DATA
━━━

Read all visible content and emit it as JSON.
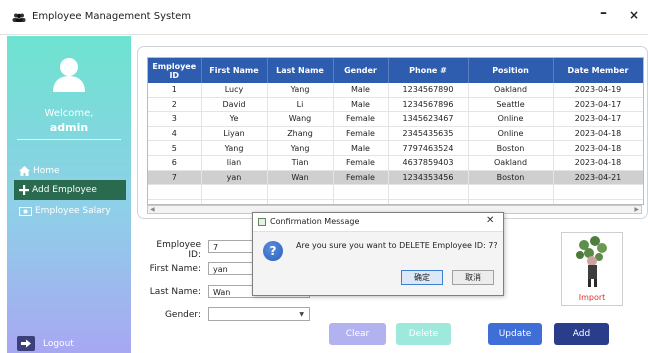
{
  "window": {
    "title": "Employee Management System",
    "minimize": "–",
    "close": "×"
  },
  "sidebar": {
    "welcome": "Welcome,",
    "username": "admin",
    "nav": [
      {
        "label": "Home",
        "icon": "home-icon",
        "active": false
      },
      {
        "label": "Add Employee",
        "icon": "plus-icon",
        "active": true
      },
      {
        "label": "Employee Salary",
        "icon": "money-icon",
        "active": false
      }
    ],
    "logout": "Logout"
  },
  "table": {
    "columns": [
      "Employee ID",
      "First Name",
      "Last Name",
      "Gender",
      "Phone #",
      "Position",
      "Date Member"
    ],
    "rows": [
      [
        "1",
        "Lucy",
        "Yang",
        "Male",
        "1234567890",
        "Oakland",
        "2023-04-19"
      ],
      [
        "2",
        "David",
        "Li",
        "Male",
        "1234567896",
        "Seattle",
        "2023-04-17"
      ],
      [
        "3",
        "Ye",
        "Wang",
        "Female",
        "1345623467",
        "Online",
        "2023-04-17"
      ],
      [
        "4",
        "Liyan",
        "Zhang",
        "Female",
        "2345435635",
        "Online",
        "2023-04-18"
      ],
      [
        "5",
        "Yang",
        "Yang",
        "Male",
        "7797463524",
        "Boston",
        "2023-04-18"
      ],
      [
        "6",
        "lian",
        "Tian",
        "Female",
        "4637859403",
        "Oakland",
        "2023-04-18"
      ],
      [
        "7",
        "yan",
        "Wan",
        "Female",
        "1234353456",
        "Boston",
        "2023-04-21"
      ]
    ],
    "selected_row": 6
  },
  "form": {
    "employee_id_label": "Employee ID:",
    "employee_id_value": "7",
    "first_name_label": "First Name:",
    "first_name_value": "yan",
    "last_name_label": "Last Name:",
    "last_name_value": "Wan",
    "gender_label": "Gender:",
    "gender_value": ""
  },
  "buttons": {
    "clear": "Clear",
    "delete": "Delete",
    "update": "Update",
    "add": "Add",
    "import": "Import"
  },
  "dialog": {
    "title": "Confirmation Message",
    "message": "Are you sure you want to DELETE Employee ID: 7?",
    "ok": "确定",
    "cancel": "取消"
  },
  "colors": {
    "table_header": "#2e5db0",
    "nav_active": "#2a6b4f",
    "btn_clear": "#b2b2f0",
    "btn_delete": "#9ee8dc",
    "btn_update": "#3e6ed6",
    "btn_add": "#2a3d8a",
    "import_text": "#dd3333"
  }
}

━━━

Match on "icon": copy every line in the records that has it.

RESPONSE TO THE TASK
        "icon": "home-icon",
        "icon": "plus-icon",
        "icon": "money-icon",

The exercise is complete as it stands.